Baraka strongly urges Murphy to veto bill that would gut OPRA

Newark mayor: ‘Accountability and access is essential for safeguarding working families, strengthening communities, and preserving our democracy’

Newark Mayor Ras Baraka, in what he called a “support for democracy,” urged Gov. Phil Murphy to veto the Open Public Records Act bill that recently passed both houses of the New Jersey Legislature.

“As Democrats, we must stand firm in our commitment to the people,” he said in a lengthy statement. “Accountability and access is essential for safeguarding working families, strengthening communities and preserving our democracy. Without transparency, faith in our institutions wanes, and democracy falters.

“This OPRA bill does not reflect who we are, not as Democrats and not as the state of New Jersey.”

He also said: “This legislation threatens the very essence of transparency and accountability that our democracy relies upon.”

Since Baraka is running for governor — and, since this bill seemingly only has the support of politicians, not the electorate — it’s easy to say Baraka is making his statement as part of his campaign.

But, as the mayor of the state’s largest city — one that Baraka said receives hundreds of OPRA requests a day — his plea carries a lot of weight.

Simply put, Baraka said the bill is not the way to fight OPRA abuse.

“I recognize the challenges of handling OPRA requests,” he said. “Newark receives more requests than most, and I echo my fellow mayors’ concerns about the commercialization of OPRA. This is a real problem, one tackled by former Sen. (Loretta) Weinberg’s reform bill, a bill that would fix the practice of using public time and public servants for private business, but also leaves democracy intact. We cannot sacrifice transparency for convenience.”

Baraka addressed specifics.

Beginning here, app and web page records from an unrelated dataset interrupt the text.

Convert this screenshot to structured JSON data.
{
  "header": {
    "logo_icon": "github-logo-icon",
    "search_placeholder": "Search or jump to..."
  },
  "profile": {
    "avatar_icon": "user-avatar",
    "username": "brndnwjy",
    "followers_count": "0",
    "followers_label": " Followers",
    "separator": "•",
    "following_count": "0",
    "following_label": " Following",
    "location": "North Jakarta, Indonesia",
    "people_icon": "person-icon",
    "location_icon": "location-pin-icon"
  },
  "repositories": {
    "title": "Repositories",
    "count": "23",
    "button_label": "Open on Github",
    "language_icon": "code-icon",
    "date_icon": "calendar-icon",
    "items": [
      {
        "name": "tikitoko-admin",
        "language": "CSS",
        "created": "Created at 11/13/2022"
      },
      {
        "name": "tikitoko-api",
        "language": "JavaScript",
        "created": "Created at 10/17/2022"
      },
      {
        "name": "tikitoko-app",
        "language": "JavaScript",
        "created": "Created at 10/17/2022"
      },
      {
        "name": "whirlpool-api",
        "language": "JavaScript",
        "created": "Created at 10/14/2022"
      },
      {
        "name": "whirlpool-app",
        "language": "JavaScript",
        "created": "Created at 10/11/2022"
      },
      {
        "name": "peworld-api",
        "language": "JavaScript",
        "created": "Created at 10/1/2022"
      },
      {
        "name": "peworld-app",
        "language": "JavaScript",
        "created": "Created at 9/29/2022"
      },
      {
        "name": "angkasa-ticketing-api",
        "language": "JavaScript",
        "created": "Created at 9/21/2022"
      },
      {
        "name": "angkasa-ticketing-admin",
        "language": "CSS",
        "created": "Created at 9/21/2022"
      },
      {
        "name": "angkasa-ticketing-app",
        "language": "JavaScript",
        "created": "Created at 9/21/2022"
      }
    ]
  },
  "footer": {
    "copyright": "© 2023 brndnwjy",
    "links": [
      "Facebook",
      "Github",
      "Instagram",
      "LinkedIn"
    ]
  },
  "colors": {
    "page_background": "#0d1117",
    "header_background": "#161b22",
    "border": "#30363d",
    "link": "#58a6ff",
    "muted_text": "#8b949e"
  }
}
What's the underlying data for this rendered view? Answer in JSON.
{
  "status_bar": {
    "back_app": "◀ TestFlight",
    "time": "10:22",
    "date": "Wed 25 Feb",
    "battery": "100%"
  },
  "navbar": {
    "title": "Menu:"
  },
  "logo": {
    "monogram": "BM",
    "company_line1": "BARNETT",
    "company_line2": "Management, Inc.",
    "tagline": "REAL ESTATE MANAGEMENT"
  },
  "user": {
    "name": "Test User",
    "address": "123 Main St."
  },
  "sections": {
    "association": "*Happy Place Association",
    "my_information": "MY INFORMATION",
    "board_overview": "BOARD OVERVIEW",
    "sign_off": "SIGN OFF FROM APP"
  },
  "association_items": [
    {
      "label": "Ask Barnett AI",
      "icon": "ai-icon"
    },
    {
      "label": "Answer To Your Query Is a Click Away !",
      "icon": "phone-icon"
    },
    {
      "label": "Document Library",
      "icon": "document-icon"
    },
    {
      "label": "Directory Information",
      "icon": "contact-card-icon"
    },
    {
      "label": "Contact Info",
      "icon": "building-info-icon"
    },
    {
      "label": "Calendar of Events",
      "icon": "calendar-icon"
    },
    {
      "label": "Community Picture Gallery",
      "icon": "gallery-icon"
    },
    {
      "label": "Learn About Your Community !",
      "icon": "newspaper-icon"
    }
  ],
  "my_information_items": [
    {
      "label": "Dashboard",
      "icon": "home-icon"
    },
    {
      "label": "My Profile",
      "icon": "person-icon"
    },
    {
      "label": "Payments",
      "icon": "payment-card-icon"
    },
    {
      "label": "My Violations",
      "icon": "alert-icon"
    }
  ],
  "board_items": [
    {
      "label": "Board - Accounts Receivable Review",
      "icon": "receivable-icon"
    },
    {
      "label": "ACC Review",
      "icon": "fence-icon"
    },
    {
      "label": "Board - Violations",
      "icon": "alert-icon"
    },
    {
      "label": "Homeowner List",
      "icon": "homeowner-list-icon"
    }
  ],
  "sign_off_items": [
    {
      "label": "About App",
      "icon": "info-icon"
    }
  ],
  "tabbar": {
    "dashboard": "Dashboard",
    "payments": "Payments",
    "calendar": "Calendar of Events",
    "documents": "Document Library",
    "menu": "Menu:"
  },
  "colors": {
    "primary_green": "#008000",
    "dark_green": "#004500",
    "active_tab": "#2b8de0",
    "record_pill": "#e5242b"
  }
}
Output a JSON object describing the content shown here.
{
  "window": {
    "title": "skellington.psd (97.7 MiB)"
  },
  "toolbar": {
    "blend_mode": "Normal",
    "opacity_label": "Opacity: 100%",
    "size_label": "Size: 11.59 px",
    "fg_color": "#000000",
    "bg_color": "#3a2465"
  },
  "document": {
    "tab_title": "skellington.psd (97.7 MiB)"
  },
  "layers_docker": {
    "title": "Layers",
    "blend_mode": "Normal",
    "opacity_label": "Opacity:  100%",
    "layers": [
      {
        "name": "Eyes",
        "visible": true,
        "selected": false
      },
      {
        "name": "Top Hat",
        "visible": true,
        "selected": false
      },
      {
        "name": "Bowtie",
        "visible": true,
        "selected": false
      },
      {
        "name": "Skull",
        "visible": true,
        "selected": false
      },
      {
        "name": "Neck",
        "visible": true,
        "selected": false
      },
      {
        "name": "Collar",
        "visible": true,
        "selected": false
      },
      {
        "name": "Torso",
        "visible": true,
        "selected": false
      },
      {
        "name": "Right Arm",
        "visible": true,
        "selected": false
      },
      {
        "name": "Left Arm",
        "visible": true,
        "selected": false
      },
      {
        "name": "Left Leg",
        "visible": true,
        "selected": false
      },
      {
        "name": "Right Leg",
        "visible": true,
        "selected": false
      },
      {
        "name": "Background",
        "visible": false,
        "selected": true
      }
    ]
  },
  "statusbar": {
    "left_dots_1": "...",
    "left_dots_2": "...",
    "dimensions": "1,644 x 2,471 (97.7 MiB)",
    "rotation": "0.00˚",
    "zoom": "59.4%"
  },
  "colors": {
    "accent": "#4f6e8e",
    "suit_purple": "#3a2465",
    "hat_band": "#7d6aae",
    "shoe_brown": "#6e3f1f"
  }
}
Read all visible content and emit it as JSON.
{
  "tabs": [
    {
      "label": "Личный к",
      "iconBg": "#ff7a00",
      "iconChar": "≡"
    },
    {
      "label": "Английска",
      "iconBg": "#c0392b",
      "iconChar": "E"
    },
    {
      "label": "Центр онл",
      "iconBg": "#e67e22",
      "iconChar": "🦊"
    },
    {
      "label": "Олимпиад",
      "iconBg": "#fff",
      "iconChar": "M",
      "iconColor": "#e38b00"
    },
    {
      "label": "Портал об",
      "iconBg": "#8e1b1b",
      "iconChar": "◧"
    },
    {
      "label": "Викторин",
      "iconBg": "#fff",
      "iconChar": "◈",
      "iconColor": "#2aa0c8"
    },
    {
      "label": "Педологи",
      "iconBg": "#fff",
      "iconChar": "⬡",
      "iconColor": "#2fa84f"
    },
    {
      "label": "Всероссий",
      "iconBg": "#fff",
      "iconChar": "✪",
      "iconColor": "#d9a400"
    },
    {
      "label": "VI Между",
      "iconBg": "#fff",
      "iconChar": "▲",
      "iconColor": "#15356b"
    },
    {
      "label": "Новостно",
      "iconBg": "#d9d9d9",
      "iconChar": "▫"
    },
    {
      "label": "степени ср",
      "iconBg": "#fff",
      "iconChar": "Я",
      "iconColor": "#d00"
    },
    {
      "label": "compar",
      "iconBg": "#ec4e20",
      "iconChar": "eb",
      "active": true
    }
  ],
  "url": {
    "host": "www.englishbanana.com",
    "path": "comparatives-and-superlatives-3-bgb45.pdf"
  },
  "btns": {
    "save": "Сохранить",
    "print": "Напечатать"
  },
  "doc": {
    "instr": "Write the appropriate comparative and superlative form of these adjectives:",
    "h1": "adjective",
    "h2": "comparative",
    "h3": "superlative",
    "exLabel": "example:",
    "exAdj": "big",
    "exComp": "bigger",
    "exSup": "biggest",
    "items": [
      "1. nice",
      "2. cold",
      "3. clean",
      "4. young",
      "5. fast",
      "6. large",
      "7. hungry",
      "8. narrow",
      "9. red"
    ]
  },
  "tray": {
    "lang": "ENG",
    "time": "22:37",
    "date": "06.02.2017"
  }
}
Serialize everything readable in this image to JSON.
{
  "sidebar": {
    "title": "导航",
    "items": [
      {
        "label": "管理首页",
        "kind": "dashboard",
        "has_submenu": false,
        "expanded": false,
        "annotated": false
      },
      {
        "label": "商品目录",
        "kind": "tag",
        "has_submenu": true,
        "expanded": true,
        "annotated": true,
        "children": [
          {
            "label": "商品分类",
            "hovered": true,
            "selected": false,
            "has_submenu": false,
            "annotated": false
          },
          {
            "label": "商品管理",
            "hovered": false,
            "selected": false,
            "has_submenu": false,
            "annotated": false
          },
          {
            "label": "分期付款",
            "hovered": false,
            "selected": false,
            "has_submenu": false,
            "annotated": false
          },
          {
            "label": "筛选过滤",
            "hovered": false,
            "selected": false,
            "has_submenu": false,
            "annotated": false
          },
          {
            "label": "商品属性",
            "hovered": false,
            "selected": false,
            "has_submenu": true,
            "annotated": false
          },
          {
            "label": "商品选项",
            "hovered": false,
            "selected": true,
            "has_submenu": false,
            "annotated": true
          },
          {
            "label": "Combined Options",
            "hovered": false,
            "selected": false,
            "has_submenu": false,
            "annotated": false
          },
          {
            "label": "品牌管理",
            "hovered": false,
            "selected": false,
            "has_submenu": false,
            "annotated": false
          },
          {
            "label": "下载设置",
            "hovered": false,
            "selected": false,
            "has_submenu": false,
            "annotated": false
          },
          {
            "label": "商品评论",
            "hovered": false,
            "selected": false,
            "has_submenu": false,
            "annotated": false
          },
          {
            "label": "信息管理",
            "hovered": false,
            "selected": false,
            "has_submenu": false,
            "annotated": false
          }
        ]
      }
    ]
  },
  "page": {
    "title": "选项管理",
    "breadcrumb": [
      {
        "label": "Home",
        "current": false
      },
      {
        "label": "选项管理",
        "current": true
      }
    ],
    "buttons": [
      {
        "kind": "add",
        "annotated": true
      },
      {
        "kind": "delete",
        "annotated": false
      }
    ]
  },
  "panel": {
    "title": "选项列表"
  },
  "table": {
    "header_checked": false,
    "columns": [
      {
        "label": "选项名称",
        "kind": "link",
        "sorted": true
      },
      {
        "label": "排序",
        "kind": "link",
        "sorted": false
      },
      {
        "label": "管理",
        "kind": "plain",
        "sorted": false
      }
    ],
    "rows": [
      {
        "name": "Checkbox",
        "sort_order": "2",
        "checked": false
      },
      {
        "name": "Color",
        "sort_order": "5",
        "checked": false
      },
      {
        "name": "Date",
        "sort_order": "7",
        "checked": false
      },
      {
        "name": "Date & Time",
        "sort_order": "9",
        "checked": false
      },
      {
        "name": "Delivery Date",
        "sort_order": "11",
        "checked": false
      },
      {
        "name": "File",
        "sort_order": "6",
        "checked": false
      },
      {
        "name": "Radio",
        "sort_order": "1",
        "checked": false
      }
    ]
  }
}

“While the issues in this bill are vast, the most controversial provision of this bill eliminates mandatory fee shifting, which guarantees that legal fees are covered for residents who successfully challenge public records denials in court,” he said. “We know, for a fact, that this change will lower the rate of compliance with OPRA requests across the board.

“National studies have concluded unequivocally that the fee shifting system we have in place today makes us more open, more transparent and more accountable than the system that would be in place the day after you sign this bill.

“It is proven, there is no way to spin it. By removing this safeguard, we diminish transparency, weaken our democratic institutions and cause issues of inequity for people who do not have resources for representation.”

Baraka said the bill has many faults — and creates serious issues.

“Unfortunately, mandatory fee shifting is only the beginning of the anti-democratic measures in this bill,” he said. “As written, the legislation leaves the term ‘interfering with government operations’ undefined and allows lawsuits against requestors. This is reckless and dangerous and opens the door even wider for abuses of power by threatening financial peril for citizens and organizations seeking records, particularly when they seek records held by an entity who is not operating in good faith.

“This isn’t hypothetical, this is real — and it jeopardizes this fundamental pillar of a free society.”